Every single record needs to be restated word for word.

(MATERIAL FOR THE TASK Opens)

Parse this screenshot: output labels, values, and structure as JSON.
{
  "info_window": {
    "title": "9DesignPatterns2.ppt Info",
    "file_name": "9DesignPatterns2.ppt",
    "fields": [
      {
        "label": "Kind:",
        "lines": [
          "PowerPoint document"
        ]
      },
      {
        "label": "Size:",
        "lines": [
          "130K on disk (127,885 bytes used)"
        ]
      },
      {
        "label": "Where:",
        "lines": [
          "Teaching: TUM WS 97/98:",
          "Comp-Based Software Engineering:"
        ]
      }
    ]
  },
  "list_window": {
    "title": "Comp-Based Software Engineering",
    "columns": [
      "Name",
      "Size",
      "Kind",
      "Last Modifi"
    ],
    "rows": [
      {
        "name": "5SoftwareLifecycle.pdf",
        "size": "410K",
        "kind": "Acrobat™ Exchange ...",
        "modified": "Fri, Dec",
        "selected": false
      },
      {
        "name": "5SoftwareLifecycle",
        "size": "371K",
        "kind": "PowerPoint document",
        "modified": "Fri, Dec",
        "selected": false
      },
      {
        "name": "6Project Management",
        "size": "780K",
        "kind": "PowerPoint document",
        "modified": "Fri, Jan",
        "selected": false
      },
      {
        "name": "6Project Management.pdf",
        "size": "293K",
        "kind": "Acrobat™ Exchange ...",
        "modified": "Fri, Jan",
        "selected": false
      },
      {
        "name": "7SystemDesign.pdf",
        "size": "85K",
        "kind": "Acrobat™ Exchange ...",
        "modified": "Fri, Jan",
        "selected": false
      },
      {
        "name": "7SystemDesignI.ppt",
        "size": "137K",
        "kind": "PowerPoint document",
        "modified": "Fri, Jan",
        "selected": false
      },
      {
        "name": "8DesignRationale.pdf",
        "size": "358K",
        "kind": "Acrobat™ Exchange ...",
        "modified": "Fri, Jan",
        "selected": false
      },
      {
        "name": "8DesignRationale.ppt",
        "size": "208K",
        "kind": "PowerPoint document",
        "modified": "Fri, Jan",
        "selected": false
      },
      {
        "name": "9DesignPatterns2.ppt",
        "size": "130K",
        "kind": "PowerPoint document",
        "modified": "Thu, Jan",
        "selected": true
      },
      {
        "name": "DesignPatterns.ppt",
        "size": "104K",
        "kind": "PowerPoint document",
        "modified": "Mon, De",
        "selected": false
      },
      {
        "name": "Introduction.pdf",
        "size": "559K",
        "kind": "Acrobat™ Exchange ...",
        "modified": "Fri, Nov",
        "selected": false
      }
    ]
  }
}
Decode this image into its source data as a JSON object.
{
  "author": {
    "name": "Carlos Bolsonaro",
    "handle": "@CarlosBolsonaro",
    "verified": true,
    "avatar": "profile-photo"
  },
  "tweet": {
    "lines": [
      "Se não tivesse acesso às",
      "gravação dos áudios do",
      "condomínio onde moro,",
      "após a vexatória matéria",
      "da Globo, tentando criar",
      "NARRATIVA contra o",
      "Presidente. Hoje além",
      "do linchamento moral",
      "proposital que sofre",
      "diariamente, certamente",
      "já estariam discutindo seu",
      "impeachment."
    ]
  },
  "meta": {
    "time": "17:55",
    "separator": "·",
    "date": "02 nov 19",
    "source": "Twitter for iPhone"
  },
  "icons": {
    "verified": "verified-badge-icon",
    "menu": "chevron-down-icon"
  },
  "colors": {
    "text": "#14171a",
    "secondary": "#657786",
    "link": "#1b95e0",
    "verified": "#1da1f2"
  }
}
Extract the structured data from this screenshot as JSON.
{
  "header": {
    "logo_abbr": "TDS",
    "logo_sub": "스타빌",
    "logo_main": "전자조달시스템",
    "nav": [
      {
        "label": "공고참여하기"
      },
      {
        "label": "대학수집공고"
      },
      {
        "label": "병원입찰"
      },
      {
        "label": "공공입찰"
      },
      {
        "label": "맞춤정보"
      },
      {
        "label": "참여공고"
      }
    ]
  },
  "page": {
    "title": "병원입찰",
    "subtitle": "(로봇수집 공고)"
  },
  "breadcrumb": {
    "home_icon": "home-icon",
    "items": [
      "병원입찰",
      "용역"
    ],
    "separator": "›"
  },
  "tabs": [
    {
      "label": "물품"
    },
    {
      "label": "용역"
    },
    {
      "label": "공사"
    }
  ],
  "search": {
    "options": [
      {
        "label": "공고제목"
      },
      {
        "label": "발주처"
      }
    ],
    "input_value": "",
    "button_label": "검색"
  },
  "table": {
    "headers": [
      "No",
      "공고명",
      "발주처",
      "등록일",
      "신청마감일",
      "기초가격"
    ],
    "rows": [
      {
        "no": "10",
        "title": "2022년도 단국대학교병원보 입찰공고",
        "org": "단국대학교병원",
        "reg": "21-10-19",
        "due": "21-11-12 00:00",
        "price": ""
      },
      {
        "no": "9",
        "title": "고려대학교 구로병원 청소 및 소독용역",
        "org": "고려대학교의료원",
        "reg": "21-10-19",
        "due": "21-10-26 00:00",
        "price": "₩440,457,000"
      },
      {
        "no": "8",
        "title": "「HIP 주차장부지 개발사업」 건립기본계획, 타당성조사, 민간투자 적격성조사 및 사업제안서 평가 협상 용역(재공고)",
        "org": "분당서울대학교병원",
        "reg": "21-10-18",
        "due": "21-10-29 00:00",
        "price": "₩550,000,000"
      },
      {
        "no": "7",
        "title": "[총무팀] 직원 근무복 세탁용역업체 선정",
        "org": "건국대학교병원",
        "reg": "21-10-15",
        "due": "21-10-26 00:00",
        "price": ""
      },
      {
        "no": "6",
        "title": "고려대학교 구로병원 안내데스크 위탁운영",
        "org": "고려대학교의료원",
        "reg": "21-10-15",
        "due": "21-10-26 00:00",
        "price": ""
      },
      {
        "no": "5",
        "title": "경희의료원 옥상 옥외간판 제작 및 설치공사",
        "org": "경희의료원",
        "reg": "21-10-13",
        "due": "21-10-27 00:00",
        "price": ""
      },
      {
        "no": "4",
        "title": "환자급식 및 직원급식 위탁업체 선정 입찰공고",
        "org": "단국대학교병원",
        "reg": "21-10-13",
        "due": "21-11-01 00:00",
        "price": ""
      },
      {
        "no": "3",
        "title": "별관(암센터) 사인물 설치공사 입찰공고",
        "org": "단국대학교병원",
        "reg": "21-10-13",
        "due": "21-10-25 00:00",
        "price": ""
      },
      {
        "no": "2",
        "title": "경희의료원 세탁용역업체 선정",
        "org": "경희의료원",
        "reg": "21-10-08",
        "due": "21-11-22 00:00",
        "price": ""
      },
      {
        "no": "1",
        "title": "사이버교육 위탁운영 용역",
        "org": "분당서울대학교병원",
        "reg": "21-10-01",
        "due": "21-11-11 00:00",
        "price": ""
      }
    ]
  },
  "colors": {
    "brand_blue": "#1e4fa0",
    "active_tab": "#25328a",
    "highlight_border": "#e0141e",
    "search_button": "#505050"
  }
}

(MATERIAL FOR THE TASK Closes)

ANSWER BOX:
Parse this screenshot: output labels, values, and structure as JSON.
{
  "info_window": {
    "title": "9DesignPatterns2.ppt Info",
    "file_name": "9DesignPatterns2.ppt",
    "fields": [
      {
        "label": "Kind:",
        "lines": [
          "PowerPoint document"
        ]
      },
      {
        "label": "Size:",
        "lines": [
          "130K on disk (127,885 bytes used)"
        ]
      },
      {
        "label": "Where:",
        "lines": [
          "Teaching: TUM WS 97/98:",
          "Comp-Based Software Engineering:"
        ]
      }
    ]
  },
  "list_window": {
    "title": "Comp-Based Software Engineering",
    "columns": [
      "Name",
      "Size",
      "Kind",
      "Last Modifi"
    ],
    "rows": [
      {
        "name": "5SoftwareLifecycle.pdf",
        "size": "410K",
        "kind": "Acrobat™ Exchange ...",
        "modified": "Fri, Dec",
        "selected": false
      },
      {
        "name": "5SoftwareLifecycle",
        "size": "371K",
        "kind": "PowerPoint document",
        "modified": "Fri, Dec",
        "selected": false
      },
      {
        "name": "6Project Management",
        "size": "780K",
        "kind": "PowerPoint document",
        "modified": "Fri, Jan",
        "selected": false
      },
      {
        "name": "6Project Management.pdf",
        "size": "293K",
        "kind": "Acrobat™ Exchange ...",
        "modified": "Fri, Jan",
        "selected": false
      },
      {
        "name": "7SystemDesign.pdf",
        "size": "85K",
        "kind": "Acrobat™ Exchange ...",
        "modified": "Fri, Jan",
        "selected": false
      },
      {
        "name": "7SystemDesignI.ppt",
        "size": "137K",
        "kind": "PowerPoint document",
        "modified": "Fri, Jan",
        "selected": false
      },
      {
        "name": "8DesignRationale.pdf",
        "size": "358K",
        "kind": "Acrobat™ Exchange ...",
        "modified": "Fri, Jan",
        "selected": false
      },
      {
        "name": "8DesignRationale.ppt",
        "size": "208K",
        "kind": "PowerPoint document",
        "modified": "Fri, Jan",
        "selected": false
      },
      {
        "name": "9DesignPatterns2.ppt",
        "size": "130K",
        "kind": "PowerPoint document",
        "modified": "Thu, Jan",
        "selected": true
      },
      {
        "name": "DesignPatterns.ppt",
        "size": "104K",
        "kind": "PowerPoint document",
        "modified": "Mon, De",
        "selected": false
      },
      {
        "name": "Introduction.pdf",
        "size": "559K",
        "kind": "Acrobat™ Exchange ...",
        "modified": "Fri, Nov",
        "selected": false
      }
    ]
  }
}
Decode this image into its source data as a JSON object.
{
  "author": {
    "name": "Carlos Bolsonaro",
    "handle": "@CarlosBolsonaro",
    "verified": true,
    "avatar": "profile-photo"
  },
  "tweet": {
    "lines": [
      "Se não tivesse acesso às",
      "gravação dos áudios do",
      "condomínio onde moro,",
      "após a vexatória matéria",
      "da Globo, tentando criar",
      "NARRATIVA contra o",
      "Presidente. Hoje além",
      "do linchamento moral",
      "proposital que sofre",
      "diariamente, certamente",
      "já estariam discutindo seu",
      "impeachment."
    ]
  },
  "meta": {
    "time": "17:55",
    "separator": "·",
    "date": "02 nov 19",
    "source": "Twitter for iPhone"
  },
  "icons": {
    "verified": "verified-badge-icon",
    "menu": "chevron-down-icon"
  },
  "colors": {
    "text": "#14171a",
    "secondary": "#657786",
    "link": "#1b95e0",
    "verified": "#1da1f2"
  }
}
Extract the structured data from this screenshot as JSON.
{
  "header": {
    "logo_abbr": "TDS",
    "logo_sub": "스타빌",
    "logo_main": "전자조달시스템",
    "nav": [
      {
        "label": "공고참여하기"
      },
      {
        "label": "대학수집공고"
      },
      {
        "label": "병원입찰"
      },
      {
        "label": "공공입찰"
      },
      {
        "label": "맞춤정보"
      },
      {
        "label": "참여공고"
      }
    ]
  },
  "page": {
    "title": "병원입찰",
    "subtitle": "(로봇수집 공고)"
  },
  "breadcrumb": {
    "home_icon": "home-icon",
    "items": [
      "병원입찰",
      "용역"
    ],
    "separator": "›"
  },
  "tabs": [
    {
      "label": "물품"
    },
    {
      "label": "용역"
    },
    {
      "label": "공사"
    }
  ],
  "search": {
    "options": [
      {
        "label": "공고제목"
      },
      {
        "label": "발주처"
      }
    ],
    "input_value": "",
    "button_label": "검색"
  },
  "table": {
    "headers": [
      "No",
      "공고명",
      "발주처",
      "등록일",
      "신청마감일",
      "기초가격"
    ],
    "rows": [
      {
        "no": "10",
        "title": "2022년도 단국대학교병원보 입찰공고",
        "org": "단국대학교병원",
        "reg": "21-10-19",
        "due": "21-11-12 00:00",
        "price": ""
      },
      {
        "no": "9",
        "title": "고려대학교 구로병원 청소 및 소독용역",
        "org": "고려대학교의료원",
        "reg": "21-10-19",
        "due": "21-10-26 00:00",
        "price": "₩440,457,000"
      },
      {
        "no": "8",
        "title": "「HIP 주차장부지 개발사업」 건립기본계획, 타당성조사, 민간투자 적격성조사 및 사업제안서 평가 협상 용역(재공고)",
        "org": "분당서울대학교병원",
        "reg": "21-10-18",
        "due": "21-10-29 00:00",
        "price": "₩550,000,000"
      },
      {
        "no": "7",
        "title": "[총무팀] 직원 근무복 세탁용역업체 선정",
        "org": "건국대학교병원",
        "reg": "21-10-15",
        "due": "21-10-26 00:00",
        "price": ""
      },
      {
        "no": "6",
        "title": "고려대학교 구로병원 안내데스크 위탁운영",
        "org": "고려대학교의료원",
        "reg": "21-10-15",
        "due": "21-10-26 00:00",
        "price": ""
      },
      {
        "no": "5",
        "title": "경희의료원 옥상 옥외간판 제작 및 설치공사",
        "org": "경희의료원",
        "reg": "21-10-13",
        "due": "21-10-27 00:00",
        "price": ""
      },
      {
        "no": "4",
        "title": "환자급식 및 직원급식 위탁업체 선정 입찰공고",
        "org": "단국대학교병원",
        "reg": "21-10-13",
        "due": "21-11-01 00:00",
        "price": ""
      },
      {
        "no": "3",
        "title": "별관(암센터) 사인물 설치공사 입찰공고",
        "org": "단국대학교병원",
        "reg": "21-10-13",
        "due": "21-10-25 00:00",
        "price": ""
      },
      {
        "no": "2",
        "title": "경희의료원 세탁용역업체 선정",
        "org": "경희의료원",
        "reg": "21-10-08",
        "due": "21-11-22 00:00",
        "price": ""
      },
      {
        "no": "1",
        "title": "사이버교육 위탁운영 용역",
        "org": "분당서울대학교병원",
        "reg": "21-10-01",
        "due": "21-11-11 00:00",
        "price": ""
      }
    ]
  },
  "colors": {
    "brand_blue": "#1e4fa0",
    "active_tab": "#25328a",
    "highlight_border": "#e0141e",
    "search_button": "#505050"
  }
}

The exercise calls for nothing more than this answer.